A Week on Vacation
Erasmo Calzadilla, (photos: Irina Echarry)
HAVANA TIMES — This is another chapter of our vacation at a “Campismo Popupar” campground in Cienfuegos Province. Chronologically, we should have started here, but we’re no less crazy than the rest of this crazy world.
The “Campismo Popular” is an inexpensive recreational alternative here in Cuba. The original idea is — like most original ideas in Cuba — that of our commander-in-chief, Fidel Castro.
In recent months, Cuban television has put so much emphasis on the improvements being made to rail transportation, that its eloquent words convinced my friends and me to choose this mode of transportation over the more expensive Astro busline, the sole government “alternative” for inter-provincial transportation.
We boarded the train in the morning and passed through the ghost towns to the south of Havana but, surprisingly, the massive iron locomotive never picked up speed.
One of us asked the driver about the duration of the trip, which we found out would take ten hours! Ten hours to get to Cienfuegos, though it’s located less than 190 miles from the capital. Only the fear of the justice prevented my mates from climbing out the window – and inevitably fall into a thicket of the thorny marabou brush.

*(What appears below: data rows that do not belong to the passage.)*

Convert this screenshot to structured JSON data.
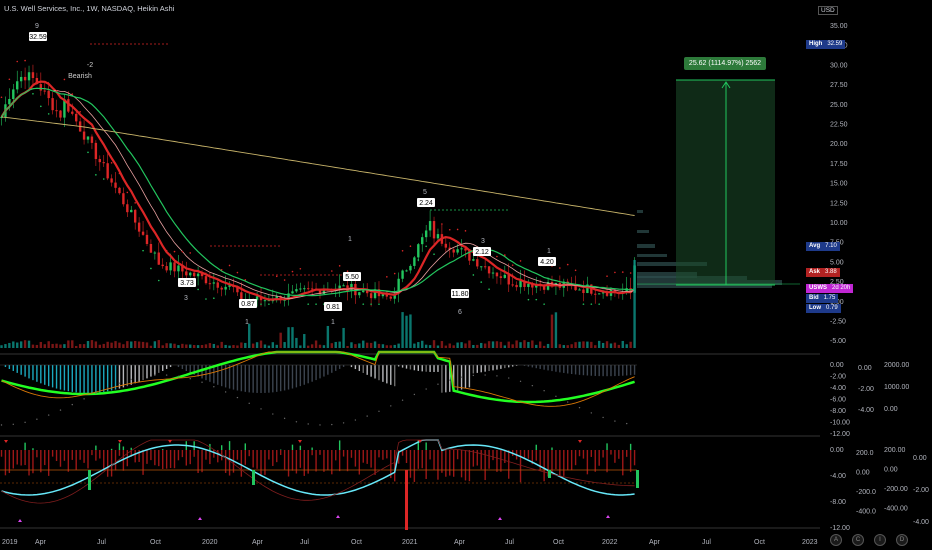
{
  "header": {
    "title": "U.S. Well Services, Inc., 1W, NASDAQ, Heikin Ashi",
    "currency": "USD"
  },
  "price_scale": [
    "35.00",
    "32.50",
    "30.00",
    "27.50",
    "25.00",
    "22.50",
    "20.00",
    "17.50",
    "15.00",
    "12.50",
    "10.00",
    "7.50",
    "5.00",
    "2.50",
    "0.00",
    "-2.50",
    "-5.00"
  ],
  "price_boxes": {
    "high": {
      "label": "High",
      "value": "32.59",
      "color": "#1e3a8a"
    },
    "avg": {
      "label": "Avg",
      "value": "7.10",
      "color": "#1e3a8a"
    },
    "ask": {
      "label": "Ask",
      "value": "3.88",
      "color": "#b22222"
    },
    "symbol": {
      "label": "USWS",
      "value": "2d 20h",
      "color": "#c026d3"
    },
    "bid": {
      "label": "Bid",
      "value": "1.75",
      "color": "#1e3a8a"
    },
    "low": {
      "label": "Low",
      "value": "0.79",
      "color": "#1e3a8a"
    }
  },
  "target_label": "25.62 (1114.97%) 2562",
  "annotations": {
    "counts": [
      "9",
      "3",
      "1",
      "1",
      "5",
      "6",
      "1",
      "1",
      "3"
    ],
    "bearish": "Bearish",
    "minus2": "-2",
    "prices": [
      "32.59",
      "3.73",
      "0.87",
      "0.81",
      "2.24",
      "11.80",
      "2.12",
      "5.50",
      "4.20"
    ]
  },
  "panel1_scale": [
    "0.00",
    "-2.00",
    "-4.00",
    "-6.00",
    "-8.00",
    "-10.00",
    "-12.00"
  ],
  "panel1_scale2": [
    "0.00",
    "-2.00",
    "-4.00"
  ],
  "panel1_scale3": [
    "2000.00",
    "1000.00",
    "0.00"
  ],
  "panel2_scale": [
    "0.00",
    "-4.00",
    "-8.00",
    "-12.00",
    "-16.00"
  ],
  "panel2_scale2": [
    "200.0",
    "0.00",
    "-200.0",
    "-400.0"
  ],
  "panel2_scale3": [
    "200.00",
    "0.00",
    "-200.00",
    "-400.00"
  ],
  "panel2_scale4": [
    "0.00",
    "-2.00",
    "-4.00"
  ],
  "time_axis": [
    "2019",
    "Apr",
    "Jul",
    "Oct",
    "2020",
    "Apr",
    "Jul",
    "Oct",
    "2021",
    "Apr",
    "Jul",
    "Oct",
    "2022",
    "Apr",
    "Jul",
    "Oct",
    "2023"
  ],
  "bottom_buttons": [
    "A",
    "C",
    "I",
    "D"
  ],
  "colors": {
    "up": "#26a69a",
    "down": "#ef5350",
    "green": "#00ff00",
    "red": "#ff0000",
    "sma": "#c8b46a",
    "cyan": "#4dd0e1",
    "bg": "#000000"
  }
}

I suggested that everyone just relax and take advantage of this chance to see the villages across the countryside, chat with their folksy people on the train, and taste the fruits – which would surely be selling for next to nothing at each little station. We’d be able to contemplate the beautiful scenery and enjoy the services offered by the staff.
As for the villages in the countryside, after you’ve seen one you’ve seen them all. Spring itself is nice, but it was easier to find a packaged fruit drink than fresh fruit. The landscape was made up of vast plains dotted with marabou brush and dotted with rural boarding schools, with us occasionally running into an old sugarcane refinery still operating or another in ruins.
The bathroom was disgusting, and I still don’t understand why there’s such a putrid stench if all the pee and poop falls onto the tracks.
The staff offered us “Cuban-style” ham sandwiches, which is a manner of food service that involves holding the food items in the same hands that handle the money and dig around in various orifices of the human body. Undoubtedly, God is great at preventing epidemics.
We arrived so late in Cienfuegos that it was necessary to catch a taxi to take us to Playa El Ingles. Traveling in the expensive and comfortable car that meandered between arid and time-eroded mountains, for a moment I had the strange feeling that I wasn’t in Cuba – at least until we got to the campgrounds. A large poster of the Cuban Five brought me back to my time and space.
Click on the thumbnails below to view all the photos in this gallery. On your PC or laptop, you can use the directional arrows on the keyboard to move within the gallery. On cell phones use the keys on the screen.
3 thoughts on “A Week on Vacation”
Next time you guys should try the campgrounds of either El Salto, Ganuza or Sierra Morena in the province of Villa Clara. El Salto and Ganuza are better than Sierra Morena in my opinion and the beaches are nicer. You need to make reservations ahead of time with Astro. I know the bus fares went up, but there is no other choice to get there, except via Santo Domingo or Santa Clara and that’s more complicated. The fact that my parents live a few kilometers away makes it very easy for me to enjoy those beaches whenever I go to Cuba. Varadero is just less than a 100 kms away!
Dreamy vacation, indeed! I have never tried train travel in Cuba but it sounds like other things I have noticed about the country: good in theory but…..
I always enjoy your tongue-in-cheek humour, Erasmo! Maybe one day, when I need to practice my patience, I will take a train in Cuba.
You’ve just described my dream vacation! Then again, my dreams are more like nightmares! I’ve tried to take the train in Cuba, but have always been frustrated, either because it was leaving on the wrong day, or the line was under repair, or it was broken down. Supposedly there is a guarantee that if the train is late, you get your money back, at least with the “tren frances.” Someone who took it from Habana to Santiago reported that in his instance it was 27-hours late! It sounds like the Playa Ingles is very exclusive, since it is surrounded by so many hectares of impenatrable maribu! Also, as is often reported with Campismo Populares, was there loud regaeton playing on the P.A. system all night?! In any event, the mind can make a heaven of hell–and vice versa! With good friends, good conversation, a bottle of rum (and maybe something more herbal) even a campismo popular can become as paradiso.
Comments are closed.